Answer Case

You do an experiment in which you measure growth of fish depending on the percentage of protein in their diet. Percent protein can be measured in numbers, therefore use a scatterplot

You compare average growth of three different species of fish, all of which are fed 3 grams of Fish2Whale per day. "Species" is not quantifiable, therefore you need a barchart.

You take 20 fish and measure their nose-to-tail length. You then feed each fish 1.5 grams/day of Fish2Whale for the first week and 2 grams/day for the second week. At the end of the experiment, you measure each fish's final nose-to-tail length. You need to compare final to initial length, both of which can be measured with numbers. Therefore, use a scatterplot.
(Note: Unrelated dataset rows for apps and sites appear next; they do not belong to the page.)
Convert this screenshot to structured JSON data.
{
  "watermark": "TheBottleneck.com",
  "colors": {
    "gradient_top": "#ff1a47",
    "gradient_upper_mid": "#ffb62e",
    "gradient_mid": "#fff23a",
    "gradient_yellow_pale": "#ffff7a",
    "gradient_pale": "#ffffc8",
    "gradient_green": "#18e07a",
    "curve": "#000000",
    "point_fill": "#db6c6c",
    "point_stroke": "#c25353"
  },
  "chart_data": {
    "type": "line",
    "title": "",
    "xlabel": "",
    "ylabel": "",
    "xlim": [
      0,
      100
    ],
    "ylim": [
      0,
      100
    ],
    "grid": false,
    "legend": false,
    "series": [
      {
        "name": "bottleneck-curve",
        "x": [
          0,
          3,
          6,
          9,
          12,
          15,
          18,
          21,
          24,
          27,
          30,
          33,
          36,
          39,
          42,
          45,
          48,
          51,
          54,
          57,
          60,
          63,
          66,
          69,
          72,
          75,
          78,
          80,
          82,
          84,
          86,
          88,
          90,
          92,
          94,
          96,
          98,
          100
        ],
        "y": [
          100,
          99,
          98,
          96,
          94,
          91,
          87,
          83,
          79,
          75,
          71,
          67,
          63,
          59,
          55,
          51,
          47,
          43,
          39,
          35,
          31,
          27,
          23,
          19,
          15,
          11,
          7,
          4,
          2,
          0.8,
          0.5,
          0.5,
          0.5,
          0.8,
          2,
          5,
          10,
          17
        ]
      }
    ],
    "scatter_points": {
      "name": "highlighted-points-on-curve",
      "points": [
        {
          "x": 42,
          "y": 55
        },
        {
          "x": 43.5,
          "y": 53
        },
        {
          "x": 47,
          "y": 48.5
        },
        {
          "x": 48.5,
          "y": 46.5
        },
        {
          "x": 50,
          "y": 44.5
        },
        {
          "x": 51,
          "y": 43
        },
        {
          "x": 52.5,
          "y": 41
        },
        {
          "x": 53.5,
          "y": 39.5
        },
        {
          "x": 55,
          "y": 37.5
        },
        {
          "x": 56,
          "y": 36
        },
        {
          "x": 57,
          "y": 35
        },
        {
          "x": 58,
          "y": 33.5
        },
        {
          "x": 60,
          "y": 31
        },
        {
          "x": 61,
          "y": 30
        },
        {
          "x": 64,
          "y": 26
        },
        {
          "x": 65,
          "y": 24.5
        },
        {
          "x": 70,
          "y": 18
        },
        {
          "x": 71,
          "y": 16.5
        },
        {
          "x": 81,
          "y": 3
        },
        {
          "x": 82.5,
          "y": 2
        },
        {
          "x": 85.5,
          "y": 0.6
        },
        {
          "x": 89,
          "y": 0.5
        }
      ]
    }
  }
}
You start with 30 fish, which you classify as "healthy", "unhealthy" or "dying", and feed each group a mixture of Fish-O-Matic and Ballmart fish food. At the end of 2 weeks, you measure the weight of each fish. The categories "healthy", "unhealthy", and "dying" are qualitative, so use a barchart.

You start with 6 tanks (1 week olds, 2 week olds, 3 week olds, etc) and measure how long, on average, the fish in each tank spend eating in minutes per day. You can measure fish age in weeks, so use a scatterplot.

You start with 3 tanks (newly hatched, juvenile, and adult fish) and measure how long, on average, the fish in each tank spend eating in minutes per day. Your age categories are not measured using numbers, so you must use a bar chart.

Scatter, Bar, Scatter, Bar, Scatter, Bar


Here is a rule of thumb: if your x-axis contains qualitative data, you must use some sort of bargraph. If you're x-axis contains quantitative data, you will usually use some kind of scatter plot or line plot -- unless you have only a very few data points. You have to admit, a scatterplot with very few data points looks a little silly!